# [Exercise input]
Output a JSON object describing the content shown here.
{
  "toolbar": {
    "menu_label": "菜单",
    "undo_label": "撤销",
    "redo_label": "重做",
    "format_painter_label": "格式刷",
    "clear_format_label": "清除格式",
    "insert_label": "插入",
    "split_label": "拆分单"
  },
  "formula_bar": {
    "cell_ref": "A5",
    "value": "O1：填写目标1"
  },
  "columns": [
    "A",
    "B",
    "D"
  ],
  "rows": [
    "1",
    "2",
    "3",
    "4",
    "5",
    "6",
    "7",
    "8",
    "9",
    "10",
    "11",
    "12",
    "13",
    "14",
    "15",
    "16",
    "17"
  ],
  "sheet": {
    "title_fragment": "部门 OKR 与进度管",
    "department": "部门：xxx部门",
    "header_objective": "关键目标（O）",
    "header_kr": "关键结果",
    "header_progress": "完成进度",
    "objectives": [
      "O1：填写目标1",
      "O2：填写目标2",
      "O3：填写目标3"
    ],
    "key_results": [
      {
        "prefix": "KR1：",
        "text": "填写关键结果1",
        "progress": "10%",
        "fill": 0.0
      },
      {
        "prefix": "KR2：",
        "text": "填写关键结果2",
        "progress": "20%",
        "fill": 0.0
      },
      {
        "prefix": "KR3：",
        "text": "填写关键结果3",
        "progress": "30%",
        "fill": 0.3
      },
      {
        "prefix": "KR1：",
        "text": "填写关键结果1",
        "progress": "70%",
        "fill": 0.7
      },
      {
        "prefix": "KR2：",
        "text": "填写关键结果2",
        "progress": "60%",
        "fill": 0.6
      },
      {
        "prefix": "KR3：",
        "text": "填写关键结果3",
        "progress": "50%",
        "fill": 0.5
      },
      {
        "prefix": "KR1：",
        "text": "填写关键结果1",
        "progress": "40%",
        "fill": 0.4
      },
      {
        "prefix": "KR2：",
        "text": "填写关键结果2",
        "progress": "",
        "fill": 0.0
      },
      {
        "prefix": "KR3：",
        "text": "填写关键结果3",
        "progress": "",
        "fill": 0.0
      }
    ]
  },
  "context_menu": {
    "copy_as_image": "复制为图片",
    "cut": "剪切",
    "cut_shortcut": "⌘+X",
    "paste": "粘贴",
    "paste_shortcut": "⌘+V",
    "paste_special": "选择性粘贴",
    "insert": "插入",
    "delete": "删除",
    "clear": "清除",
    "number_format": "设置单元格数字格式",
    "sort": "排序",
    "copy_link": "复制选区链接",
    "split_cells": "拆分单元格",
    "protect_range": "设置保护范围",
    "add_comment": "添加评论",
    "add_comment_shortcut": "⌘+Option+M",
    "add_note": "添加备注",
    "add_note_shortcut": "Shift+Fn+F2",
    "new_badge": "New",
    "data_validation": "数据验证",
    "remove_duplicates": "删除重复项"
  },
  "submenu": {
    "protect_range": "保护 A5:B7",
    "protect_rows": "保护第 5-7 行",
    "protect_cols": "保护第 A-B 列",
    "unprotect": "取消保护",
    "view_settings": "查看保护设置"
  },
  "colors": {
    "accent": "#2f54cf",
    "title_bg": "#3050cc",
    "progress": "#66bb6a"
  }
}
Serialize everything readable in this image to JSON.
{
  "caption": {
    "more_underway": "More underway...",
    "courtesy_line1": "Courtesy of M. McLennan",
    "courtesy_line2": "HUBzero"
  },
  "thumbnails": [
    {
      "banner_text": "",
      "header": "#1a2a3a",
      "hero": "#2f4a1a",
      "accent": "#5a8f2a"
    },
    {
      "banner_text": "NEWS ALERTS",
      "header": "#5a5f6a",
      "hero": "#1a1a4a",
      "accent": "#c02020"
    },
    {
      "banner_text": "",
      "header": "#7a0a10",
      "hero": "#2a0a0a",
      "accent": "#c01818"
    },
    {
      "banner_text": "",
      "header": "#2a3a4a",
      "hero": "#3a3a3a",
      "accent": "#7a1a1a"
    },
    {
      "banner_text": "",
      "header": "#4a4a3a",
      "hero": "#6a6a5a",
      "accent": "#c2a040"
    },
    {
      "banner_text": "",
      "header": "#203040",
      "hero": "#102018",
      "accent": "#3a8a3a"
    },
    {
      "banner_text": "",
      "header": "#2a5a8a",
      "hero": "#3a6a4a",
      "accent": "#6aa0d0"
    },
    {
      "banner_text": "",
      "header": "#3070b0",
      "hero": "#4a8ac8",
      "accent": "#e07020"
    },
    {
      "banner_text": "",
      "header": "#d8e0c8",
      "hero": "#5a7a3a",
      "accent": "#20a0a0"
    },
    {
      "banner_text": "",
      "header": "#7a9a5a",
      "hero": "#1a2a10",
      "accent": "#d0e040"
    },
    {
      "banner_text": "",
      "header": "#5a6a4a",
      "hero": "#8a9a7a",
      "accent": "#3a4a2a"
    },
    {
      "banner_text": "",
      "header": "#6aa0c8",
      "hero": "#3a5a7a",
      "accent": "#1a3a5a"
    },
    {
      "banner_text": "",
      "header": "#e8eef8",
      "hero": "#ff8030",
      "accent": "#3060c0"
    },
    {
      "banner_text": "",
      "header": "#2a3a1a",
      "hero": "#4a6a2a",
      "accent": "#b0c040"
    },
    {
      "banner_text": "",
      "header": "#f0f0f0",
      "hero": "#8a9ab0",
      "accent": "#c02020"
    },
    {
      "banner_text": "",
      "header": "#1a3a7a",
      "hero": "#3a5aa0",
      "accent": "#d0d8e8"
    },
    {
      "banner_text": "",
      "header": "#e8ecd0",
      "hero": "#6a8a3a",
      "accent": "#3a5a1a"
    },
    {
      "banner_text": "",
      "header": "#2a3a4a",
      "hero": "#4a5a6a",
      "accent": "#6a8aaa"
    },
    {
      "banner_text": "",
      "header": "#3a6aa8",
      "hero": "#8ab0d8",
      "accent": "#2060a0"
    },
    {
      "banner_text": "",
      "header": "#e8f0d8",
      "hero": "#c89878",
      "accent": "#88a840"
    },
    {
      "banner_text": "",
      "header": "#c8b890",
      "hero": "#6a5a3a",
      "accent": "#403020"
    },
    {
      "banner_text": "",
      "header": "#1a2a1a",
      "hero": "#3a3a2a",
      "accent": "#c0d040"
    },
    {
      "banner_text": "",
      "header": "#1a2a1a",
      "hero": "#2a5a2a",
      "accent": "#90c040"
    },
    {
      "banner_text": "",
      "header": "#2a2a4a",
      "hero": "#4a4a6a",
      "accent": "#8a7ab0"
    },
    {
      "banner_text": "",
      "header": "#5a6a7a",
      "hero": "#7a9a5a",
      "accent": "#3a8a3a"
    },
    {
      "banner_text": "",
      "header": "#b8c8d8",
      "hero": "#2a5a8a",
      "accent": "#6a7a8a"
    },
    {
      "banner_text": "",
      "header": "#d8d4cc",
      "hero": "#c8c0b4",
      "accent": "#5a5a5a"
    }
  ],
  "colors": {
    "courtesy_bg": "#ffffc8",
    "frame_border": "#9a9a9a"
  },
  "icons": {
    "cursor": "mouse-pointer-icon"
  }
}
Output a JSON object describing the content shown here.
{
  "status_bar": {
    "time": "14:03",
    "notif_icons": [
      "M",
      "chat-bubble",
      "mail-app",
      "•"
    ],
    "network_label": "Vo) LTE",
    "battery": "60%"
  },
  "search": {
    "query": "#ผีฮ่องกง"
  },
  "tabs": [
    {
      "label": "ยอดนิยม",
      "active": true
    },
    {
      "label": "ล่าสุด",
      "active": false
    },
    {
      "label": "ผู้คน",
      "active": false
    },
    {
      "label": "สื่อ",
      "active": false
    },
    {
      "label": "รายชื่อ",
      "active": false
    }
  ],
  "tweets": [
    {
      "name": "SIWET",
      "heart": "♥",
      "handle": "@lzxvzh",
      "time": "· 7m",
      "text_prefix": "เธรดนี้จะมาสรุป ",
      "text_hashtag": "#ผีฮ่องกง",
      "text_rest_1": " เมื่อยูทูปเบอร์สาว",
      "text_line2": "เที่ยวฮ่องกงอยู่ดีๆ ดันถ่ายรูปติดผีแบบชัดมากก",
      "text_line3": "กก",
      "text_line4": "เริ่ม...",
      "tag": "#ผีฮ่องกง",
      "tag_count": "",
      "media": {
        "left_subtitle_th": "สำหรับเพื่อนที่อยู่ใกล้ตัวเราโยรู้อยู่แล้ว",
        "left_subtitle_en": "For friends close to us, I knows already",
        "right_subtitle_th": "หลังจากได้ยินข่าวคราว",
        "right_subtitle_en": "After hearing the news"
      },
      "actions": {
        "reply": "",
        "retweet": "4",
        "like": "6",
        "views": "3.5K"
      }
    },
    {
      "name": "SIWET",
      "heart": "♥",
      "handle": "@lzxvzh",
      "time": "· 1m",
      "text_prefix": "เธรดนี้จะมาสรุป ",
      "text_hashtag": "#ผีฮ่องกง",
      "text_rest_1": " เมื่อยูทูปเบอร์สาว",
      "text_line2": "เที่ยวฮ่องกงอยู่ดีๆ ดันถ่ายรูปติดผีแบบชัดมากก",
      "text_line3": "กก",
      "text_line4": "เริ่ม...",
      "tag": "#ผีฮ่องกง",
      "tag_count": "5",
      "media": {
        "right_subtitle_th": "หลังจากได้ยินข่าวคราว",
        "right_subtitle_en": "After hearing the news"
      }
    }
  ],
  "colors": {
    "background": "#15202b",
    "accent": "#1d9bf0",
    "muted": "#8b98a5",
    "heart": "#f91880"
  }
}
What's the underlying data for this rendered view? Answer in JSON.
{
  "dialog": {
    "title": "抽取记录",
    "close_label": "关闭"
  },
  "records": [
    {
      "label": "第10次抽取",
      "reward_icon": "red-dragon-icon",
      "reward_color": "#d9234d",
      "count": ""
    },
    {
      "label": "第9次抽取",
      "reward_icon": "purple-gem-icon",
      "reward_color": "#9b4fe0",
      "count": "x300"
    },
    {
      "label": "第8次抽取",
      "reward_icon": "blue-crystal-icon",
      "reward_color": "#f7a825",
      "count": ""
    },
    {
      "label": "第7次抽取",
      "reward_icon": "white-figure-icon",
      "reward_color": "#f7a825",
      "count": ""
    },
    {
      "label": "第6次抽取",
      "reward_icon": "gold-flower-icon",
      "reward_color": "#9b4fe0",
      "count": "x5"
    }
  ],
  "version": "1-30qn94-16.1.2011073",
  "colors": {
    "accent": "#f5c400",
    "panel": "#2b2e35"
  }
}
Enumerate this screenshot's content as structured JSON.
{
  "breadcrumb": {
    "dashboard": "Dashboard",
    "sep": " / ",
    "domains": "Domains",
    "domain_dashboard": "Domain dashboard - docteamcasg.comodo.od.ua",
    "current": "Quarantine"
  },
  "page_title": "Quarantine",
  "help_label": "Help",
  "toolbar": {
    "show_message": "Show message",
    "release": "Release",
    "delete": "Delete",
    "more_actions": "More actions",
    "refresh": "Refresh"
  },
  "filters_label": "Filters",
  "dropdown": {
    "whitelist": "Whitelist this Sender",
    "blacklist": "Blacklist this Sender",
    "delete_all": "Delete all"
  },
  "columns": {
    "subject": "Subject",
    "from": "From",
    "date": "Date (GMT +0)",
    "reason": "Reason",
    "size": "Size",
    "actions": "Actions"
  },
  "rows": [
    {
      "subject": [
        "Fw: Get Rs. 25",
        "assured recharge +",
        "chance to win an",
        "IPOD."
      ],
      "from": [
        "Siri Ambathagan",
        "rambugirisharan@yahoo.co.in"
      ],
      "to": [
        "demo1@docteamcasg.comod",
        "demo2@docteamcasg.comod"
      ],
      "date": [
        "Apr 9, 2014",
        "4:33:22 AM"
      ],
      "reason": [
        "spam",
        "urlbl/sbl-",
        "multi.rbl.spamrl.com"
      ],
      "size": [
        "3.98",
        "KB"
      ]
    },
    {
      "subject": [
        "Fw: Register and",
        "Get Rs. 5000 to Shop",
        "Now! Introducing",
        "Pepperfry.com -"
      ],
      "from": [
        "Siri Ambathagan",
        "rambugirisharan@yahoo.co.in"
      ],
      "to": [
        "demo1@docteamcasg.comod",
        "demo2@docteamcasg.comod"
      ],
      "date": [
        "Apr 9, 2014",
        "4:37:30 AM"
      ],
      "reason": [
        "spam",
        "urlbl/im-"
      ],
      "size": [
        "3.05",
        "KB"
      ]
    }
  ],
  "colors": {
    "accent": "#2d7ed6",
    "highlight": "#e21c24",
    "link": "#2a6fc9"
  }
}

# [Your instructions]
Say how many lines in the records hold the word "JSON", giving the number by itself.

# [Answer below]
5